First, I'll admit my bias. I prefer the French pattern knives to those typical of Germany or Japan, and carbon steel knives (not ""high carbon"" stainless) are my favorite. Yes, carbon knives must be washed by hand. Yes, they can rust if not dried well; and no, they will not stay shiny no matter what you do. But they will take a sharper edge, faster and more easily, than any other blade I've used. No question that the super hard steels used for some of the expensive (!) Japanese knives will hold a beautiful edge for a very long time, but creating that edge requires more sharpening equipment than I want to buy and more time than I want to spend.
Over the years, I have managed to collect a few carbon ""Four Star Elephant"" knives by Thiers-Issard. They are terrific, but I had never compared them to knives by Mexeur et Cie. Mexeur, like Issard, is one of the three producers of high quality carbon knives under the ""Sabatier"" name in Thiers, France (the third being K-Sabatier). The good news is that the Mexeur knife I bought from Sur la Table was about 20% less expensive that a comparable ""Elephant"" knife. The better news, at least so far, is that it is proving to be every bit as good; the fit and finish may even be a little better.

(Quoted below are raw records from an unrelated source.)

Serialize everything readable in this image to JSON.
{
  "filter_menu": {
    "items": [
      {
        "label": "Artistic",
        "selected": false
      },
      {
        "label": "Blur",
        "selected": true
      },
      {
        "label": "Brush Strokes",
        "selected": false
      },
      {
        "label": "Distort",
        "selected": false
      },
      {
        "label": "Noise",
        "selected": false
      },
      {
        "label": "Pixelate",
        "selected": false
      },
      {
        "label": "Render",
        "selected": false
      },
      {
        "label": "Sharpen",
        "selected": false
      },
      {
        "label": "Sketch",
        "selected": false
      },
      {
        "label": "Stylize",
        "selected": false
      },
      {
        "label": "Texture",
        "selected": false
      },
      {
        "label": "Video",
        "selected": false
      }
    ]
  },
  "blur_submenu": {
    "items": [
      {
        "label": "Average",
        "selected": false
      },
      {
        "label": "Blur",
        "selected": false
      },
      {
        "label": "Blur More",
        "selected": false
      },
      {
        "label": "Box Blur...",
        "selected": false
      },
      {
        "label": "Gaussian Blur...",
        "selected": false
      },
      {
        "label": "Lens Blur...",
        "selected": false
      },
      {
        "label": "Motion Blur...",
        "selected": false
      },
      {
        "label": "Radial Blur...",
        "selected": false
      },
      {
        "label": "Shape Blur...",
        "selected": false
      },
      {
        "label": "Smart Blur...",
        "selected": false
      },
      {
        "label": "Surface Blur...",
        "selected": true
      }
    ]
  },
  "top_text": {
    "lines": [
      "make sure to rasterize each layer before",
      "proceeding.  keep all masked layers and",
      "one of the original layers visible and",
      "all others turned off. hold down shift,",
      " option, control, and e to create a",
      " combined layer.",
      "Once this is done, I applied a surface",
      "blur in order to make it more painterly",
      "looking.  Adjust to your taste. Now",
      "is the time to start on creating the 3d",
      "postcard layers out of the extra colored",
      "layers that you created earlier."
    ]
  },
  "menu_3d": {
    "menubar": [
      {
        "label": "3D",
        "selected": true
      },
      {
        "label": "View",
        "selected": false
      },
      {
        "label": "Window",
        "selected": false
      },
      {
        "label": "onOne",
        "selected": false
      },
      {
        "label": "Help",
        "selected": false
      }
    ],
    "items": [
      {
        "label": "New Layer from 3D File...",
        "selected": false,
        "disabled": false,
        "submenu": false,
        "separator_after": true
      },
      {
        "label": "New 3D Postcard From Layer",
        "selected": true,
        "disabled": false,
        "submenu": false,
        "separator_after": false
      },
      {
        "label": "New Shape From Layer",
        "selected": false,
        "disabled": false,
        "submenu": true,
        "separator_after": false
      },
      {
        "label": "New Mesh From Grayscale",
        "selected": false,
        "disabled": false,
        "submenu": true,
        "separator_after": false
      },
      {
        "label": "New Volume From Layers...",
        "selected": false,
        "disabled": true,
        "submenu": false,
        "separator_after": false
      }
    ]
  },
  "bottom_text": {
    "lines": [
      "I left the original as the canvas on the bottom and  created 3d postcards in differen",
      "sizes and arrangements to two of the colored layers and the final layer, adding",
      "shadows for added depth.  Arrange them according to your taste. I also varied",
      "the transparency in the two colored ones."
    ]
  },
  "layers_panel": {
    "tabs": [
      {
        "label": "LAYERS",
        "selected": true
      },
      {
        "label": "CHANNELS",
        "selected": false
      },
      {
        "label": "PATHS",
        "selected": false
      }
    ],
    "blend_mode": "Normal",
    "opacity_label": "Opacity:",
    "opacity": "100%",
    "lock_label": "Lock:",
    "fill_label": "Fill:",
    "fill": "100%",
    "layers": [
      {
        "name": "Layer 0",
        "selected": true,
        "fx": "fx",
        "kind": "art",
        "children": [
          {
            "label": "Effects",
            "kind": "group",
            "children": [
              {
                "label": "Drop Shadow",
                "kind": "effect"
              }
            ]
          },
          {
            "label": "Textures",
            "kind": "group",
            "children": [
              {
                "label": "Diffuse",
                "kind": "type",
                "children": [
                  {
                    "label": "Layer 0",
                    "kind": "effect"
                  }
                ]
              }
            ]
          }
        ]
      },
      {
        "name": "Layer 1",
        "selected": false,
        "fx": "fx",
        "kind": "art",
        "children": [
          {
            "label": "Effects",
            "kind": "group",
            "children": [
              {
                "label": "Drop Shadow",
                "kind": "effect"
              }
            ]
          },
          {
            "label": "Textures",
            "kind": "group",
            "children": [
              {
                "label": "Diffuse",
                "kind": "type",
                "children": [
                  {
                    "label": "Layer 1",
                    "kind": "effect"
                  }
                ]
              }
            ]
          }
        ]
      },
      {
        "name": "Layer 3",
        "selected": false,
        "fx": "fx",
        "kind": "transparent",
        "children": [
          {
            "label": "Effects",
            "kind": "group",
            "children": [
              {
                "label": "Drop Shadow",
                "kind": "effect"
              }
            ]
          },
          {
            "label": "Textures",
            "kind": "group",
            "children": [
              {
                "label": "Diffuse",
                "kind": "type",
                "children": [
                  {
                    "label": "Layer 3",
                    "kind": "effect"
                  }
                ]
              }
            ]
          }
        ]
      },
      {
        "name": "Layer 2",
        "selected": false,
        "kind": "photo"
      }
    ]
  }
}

Bottom line? These are not show-off knives. They don't have fancy handles, they don't come in presentation cases, and they don't carry the name of a celebrity chef. They are ""go to"" knives - forged, full-tang, excellent balance, and comfortable handles. For me, this Mexeur et Cie knife is far superior to any of the comparably priced German stainless knives featured in most kitchen shops and catalogs